The Food and Drug Administration (FDA) recently cleared a number of cuffless blood pressure measurement devices, and the public’s response has been enthusiastic. On the surface, this sounds like a great thing. After all, more Americans ought to be keeping an eye on their blood pressure on a daily basis, and many people have adopted these wearables, which often look a lot like smartwatches.
But perhaps not surprisingly, almost all cuffless BP devices are not fully what they claim to be. At least not yet.
“Most people don't know that FDA clearance makes no representation of the accuracy of the device,” said Jordana B. Cohen, MD, MSCE, associate professor of medicine in the nephrology and hypertension division at the Hospital of the University of Pennsylvania.

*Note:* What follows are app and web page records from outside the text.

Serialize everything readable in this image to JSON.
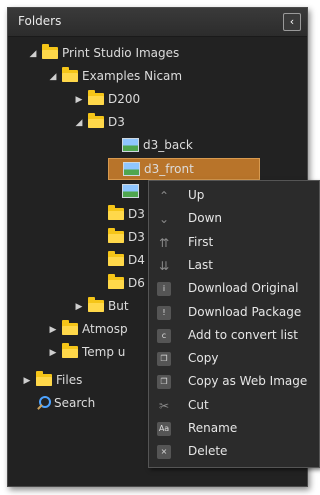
{
  "panel": {
    "title": "Folders",
    "collapse_glyph": "‹"
  },
  "tree": [
    {
      "name": "tree-node-print-studio-images",
      "label": "Print Studio Images",
      "expander": "expanded",
      "icon": "folder"
    },
    {
      "name": "tree-node-examples-nicam",
      "label": "Examples Nicam",
      "expander": "expanded",
      "icon": "folder"
    },
    {
      "name": "tree-node-d200",
      "label": "D200",
      "expander": "collapsed",
      "icon": "folder"
    },
    {
      "name": "tree-node-d3",
      "label": "D3",
      "expander": "expanded",
      "icon": "folder"
    },
    {
      "name": "tree-node-d3-back",
      "label": "d3_back",
      "icon": "image"
    },
    {
      "name": "tree-node-d3-front",
      "label": "d3_front",
      "icon": "image",
      "selected": true
    },
    {
      "name": "tree-node-d3-third",
      "label": "",
      "icon": "image"
    },
    {
      "name": "tree-node-d3x",
      "label": "D3",
      "icon": "folder"
    },
    {
      "name": "tree-node-d3y",
      "label": "D3",
      "icon": "folder"
    },
    {
      "name": "tree-node-d4",
      "label": "D4",
      "icon": "folder"
    },
    {
      "name": "tree-node-d6",
      "label": "D6",
      "icon": "folder"
    },
    {
      "name": "tree-node-but",
      "label": "But",
      "expander": "collapsed",
      "icon": "folder"
    },
    {
      "name": "tree-node-atmosp",
      "label": "Atmosp",
      "expander": "collapsed",
      "icon": "folder"
    },
    {
      "name": "tree-node-temp-u",
      "label": "Temp u",
      "expander": "collapsed",
      "icon": "folder"
    },
    {
      "name": "tree-node-files",
      "label": "Files",
      "expander": "collapsed",
      "icon": "folder"
    },
    {
      "name": "tree-node-search",
      "label": "Search",
      "icon": "search"
    }
  ],
  "context_menu": {
    "items": [
      {
        "name": "menu-item-up",
        "label": "Up",
        "icon": "chevron-up-icon",
        "glyph": "⌃"
      },
      {
        "name": "menu-item-down",
        "label": "Down",
        "icon": "chevron-down-icon",
        "glyph": "⌄"
      },
      {
        "name": "menu-item-first",
        "label": "First",
        "icon": "double-chevron-up-icon",
        "glyph": "⇈"
      },
      {
        "name": "menu-item-last",
        "label": "Last",
        "icon": "double-chevron-down-icon",
        "glyph": "⇊"
      },
      {
        "name": "menu-item-download-original",
        "label": "Download Original",
        "icon": "download-original-icon",
        "glyph": "i"
      },
      {
        "name": "menu-item-download-package",
        "label": "Download Package",
        "icon": "download-package-icon",
        "glyph": "!"
      },
      {
        "name": "menu-item-add-to-convert-list",
        "label": "Add to convert list",
        "icon": "convert-icon",
        "glyph": "c"
      },
      {
        "name": "menu-item-copy",
        "label": "Copy",
        "icon": "copy-icon",
        "glyph": "❐"
      },
      {
        "name": "menu-item-copy-as-web-image",
        "label": "Copy as Web Image",
        "icon": "copy-web-icon",
        "glyph": "❐"
      },
      {
        "name": "menu-item-cut",
        "label": "Cut",
        "icon": "scissors-icon",
        "glyph": "✂"
      },
      {
        "name": "menu-item-rename",
        "label": "Rename",
        "icon": "rename-icon",
        "glyph": "Aa"
      },
      {
        "name": "menu-item-delete",
        "label": "Delete",
        "icon": "delete-icon",
        "glyph": "×"
      }
    ]
  }
}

When many people hear “FDA clearance,” they think “FDA approval,” but the latter only applies to products that have a significant risk of injury or illness, Dr. Cohen said.
All it takes for a manufacturer to get FDA clearance is to demonstrate that their product is "substantially equivalent to a legally marketed device,”—that is, one that is already FDA-cleared or -approved.
The only way to diagnose and monitor hypertension is through accurate BP measurement. But for many people, the measurements taken in a doctor’s office differ greatly from those taken at home.
Using validated home blood-pressure devices, patients can regularly monitor their blood pressure and report their measurements back to their physicians.
Dr. Cohen is also a member of the independent review committee for the US Blood Pressure Validated Device Listing (VDL™), available at validatebp.org. She recently wrote an article published on the website KevinMD about the benefits of validated BP measurement devices.
“A recent study in the Journal of Hypertension reported that out of the 100 best-selling blood pressure devices on Amazon, 81% had not undergone adequate clinical validation testing,” she wrote. “This means that potentially three in four patients working with their clinical teams to actively manage their blood pressure from home, and even some medical practices themselves, may not be getting accurate readings.”
The international organizations that issue the standards for blood pressure validation—including the Association for the Advancement of Medical Instrumentation and the American National Standards Institute—only very recently released the protocol for how to validate cuffless devices. To date, the VDL has validated more than 60 home, office, office automated, remote patient monitoring, ambulatory, kiosk and wrist devices.
But another big issue is that most of these devices—even if they have undergone any kind of immediate calibration against another valid device—are not being evaluated in real-world conditions.
“They are not being tested appropriately for the way people are actually using them, which is on the go, running around doing everyday tasks,” she said.
Studies published in JAMA Internal Medicine and elsewhere have shown that pulse oximetry devices, which measure oxygen levels in the blood, have widely varying results depending on patients’ skin color.
“This is the exact same technology used by cuffless blood pressure devices,” Dr. Cohen pointed out. “It extrapolates from the oxygen levels, and in people with darker skin tones, it misses if somebody has low oxygen levels in their blood at high rates.”
Dr. Cohen noted that the VDL is a living document.
When devices are ready, “we'll list them,” she said.